This report captures the state of the research community in a nutshell: progress in the sense that ever more scientists are willing to make the treatment of aging the explicit goal of their research, but, unfortunately, there is still a long way to go in improving the nature of that research. It is still near entirely made up of projects that cannot possibly produce a robust and large impact on human life span. The only course of action likely to extend life by decades in the near future is implementation of the SENS vision for rejuvenation therapies – to repair the molecular damage that causes aging. Everything else on the table is some form of tinkering with the operation of metabolism in order to slightly slow down the accumulation of that damage, such as via capturing some of the calorie restriction response or boosting autophagy. In any machinery, repair is a vastly better strategy for improving function and extending working life span, and our biology is no exception.
In March 2017, the Second Interventions in Aging Conference was held in Cancun, Mexico. The meeting, similar to the earlier event in 2015, was focused on interventional strategies. One notable difference was that this year’s meeting was much more directed toward potential interventions to target human aging. The field has been very successful over the last decade in identifying interventions that extend lifespan and healthspan in animal models such as yeast, flies, worms, mice and, to some extent, primates. However, the primary goal is to employ knowledge from basic aging research to develop novel medical strategies aimed at extending human healthspan. Aging is the biggest risk factor for a wide range of chronic diseases that, to date, medical strategies have treated as separate entities, and as they arise. Yet, aging is driven by a limited number of coordinated pathways that can be modulated, and evidence suggests that interventions delaying aging will protect against multiple age-related diseases simultaneously. Discoveries in basic aging research thus point towards a broad-spectrum, preventative, medical strategy for aging-related disease.
There were seven research topics each addressed thematically at the meeting. All were chosen because they embody different strategies to target human aging. Each session combined talks from Platform speakers with those chosen from submitted abstracts. The first and largest theme was targeted toward Organismal Aging, or understanding the intrinsic pathways that govern aging of the entire organism.
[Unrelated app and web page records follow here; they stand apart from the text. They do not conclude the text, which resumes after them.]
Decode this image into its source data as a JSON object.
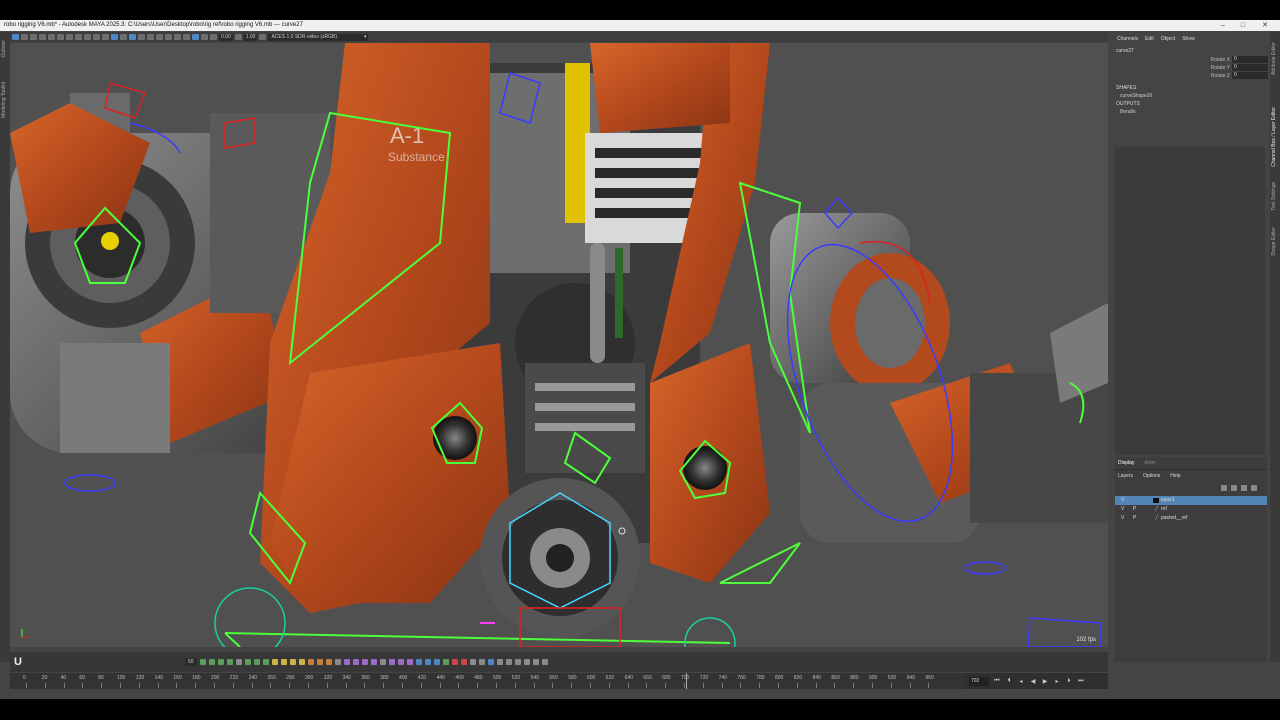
{
  "window": {
    "title": "robo rigging V6.mb* - Autodesk MAYA 2025.3: C:\\Users\\User\\Desktop\\robo\\rig ref\\robo rigging V6.mb   ---   curve27",
    "minimize_icon": "minimize-icon",
    "maximize_icon": "maximize-icon",
    "close_icon": "close-icon"
  },
  "toolbar": {
    "field_a": "0.00",
    "field_b": "1.00",
    "colorspace": "ACES 1.0 SDR-video (sRGB)"
  },
  "left_strip": {
    "outliner": "Outliner",
    "modeling_toolkit": "Modeling Toolkit"
  },
  "viewport": {
    "fps": "102 fps",
    "model_decal": "A-1",
    "model_decal2": "Substance"
  },
  "channel_box": {
    "menu": [
      "Channels",
      "Edit",
      "Object",
      "Show"
    ],
    "node_name": "curve27",
    "attributes": [
      {
        "label": "Rotate X",
        "value": "0"
      },
      {
        "label": "Rotate Y",
        "value": "0"
      },
      {
        "label": "Rotate Z",
        "value": "0"
      }
    ],
    "shapes_header": "SHAPES",
    "shape_item": "curveShape26",
    "outputs_header": "OUTPUTS",
    "output_item": "Bendlo"
  },
  "right_strip": {
    "attribute_editor": "Attribute Editor",
    "channel_box": "Channel Box / Layer Editor",
    "tool_settings": "Tool Settings",
    "shape_editor": "Shape Editor"
  },
  "layer_editor": {
    "tabs": [
      "Display",
      "Anim"
    ],
    "menu": [
      "Layers",
      "Options",
      "Help"
    ],
    "layers": [
      {
        "v": "V",
        "p": "",
        "name": "layer1",
        "selected": true
      },
      {
        "v": "V",
        "p": "P",
        "name": "ref",
        "selected": false
      },
      {
        "v": "V",
        "p": "P",
        "name": "pasted__ref",
        "selected": false
      }
    ]
  },
  "timeline": {
    "logo": "U",
    "step_field": "50",
    "ruler_ticks": [
      "0",
      "20",
      "40",
      "60",
      "80",
      "100",
      "120",
      "140",
      "160",
      "180",
      "200",
      "220",
      "240",
      "260",
      "280",
      "300",
      "320",
      "340",
      "360",
      "380",
      "400",
      "420",
      "440",
      "460",
      "480",
      "500",
      "520",
      "540",
      "560",
      "580",
      "600",
      "620",
      "640",
      "660",
      "680",
      "700",
      "720",
      "740",
      "760",
      "780",
      "800",
      "820",
      "840",
      "860",
      "880",
      "900",
      "920",
      "940",
      "960"
    ],
    "current_frame": "702",
    "current_frame_value": 702,
    "max_frame": 960
  },
  "colors": {
    "selection_blue": "#5385b6",
    "control_green": "#4cff3a",
    "control_blue": "#3b3bff",
    "control_red": "#e02020",
    "robot_orange": "#c4541f"
  }
}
The interesting aspect of these presentations is that they address strategies to modify aging that touch back to research from the early days of aging research while simultaneously pointing to novel strategies for future interventions: new mechanisms linking growth hormone signaling to aging; using mammalian models to re-evaluate the role of reactive oxygen species; new evidence for links between progeria and normal aging, interpreting these strategies in the context of possible interventions that may affect both normal and “premature” aging; linking NFκB signaling to sarcopenia, a major driver of frailty in aging; mechanisms linking calorie restriction to lifespan extension in primates; strategies to examine the impact of aging pathways in elderly human populations.
The second theme was focused on using Stem Cells to target aging, with exciting presentations on aging of epithelial stem cells in flies and mice, on links between metabolism, autophagy and aging in the hematopoietic system, and on how adult stem cells self-organize into functional configurations. The third theme, addressing Cellular Mechanisms of Longevity Assurance, focused on pathways suspected to modulate aging, including autophagy, mitochondrial function and aging with emphasis on the role of small mitochondrial peptides, and the hypoxia pathway. Theme 4 centered on Epigenetics, which is not only becoming a target for intervention in aging, but is rapidly becoming a leading candidate for providing biomarkers of biological age: mechanisms leading to transgenerational inheritance of epigenetic marks that impact lifespan; links between the epigenome and activation of somatic retrotransposons, and how this activation may drive senescence and aging; further promoting the epigenetic clock as a marker of accelerated and delayed aging.
Theme 5 was designed to take a Systems Aging viewpoint. Such a holistic understanding of the aging process is in a sense the ultimate goal of the research. Is it possible to understand such a complex process as aging not just one gene and pathway at a time but in totality? The final theme centered on Signaling and Metabolism, hitting the major metabolic pathways that are linked to aging and that can be targeted with interventional strategies. These include the mTOR pathway and rapalogs; dietary restriction and links through mTOR to regulation of mRNA splicing; NAD metabolism and sirtuins; mitochondrial roles in regulating aging and metabolism.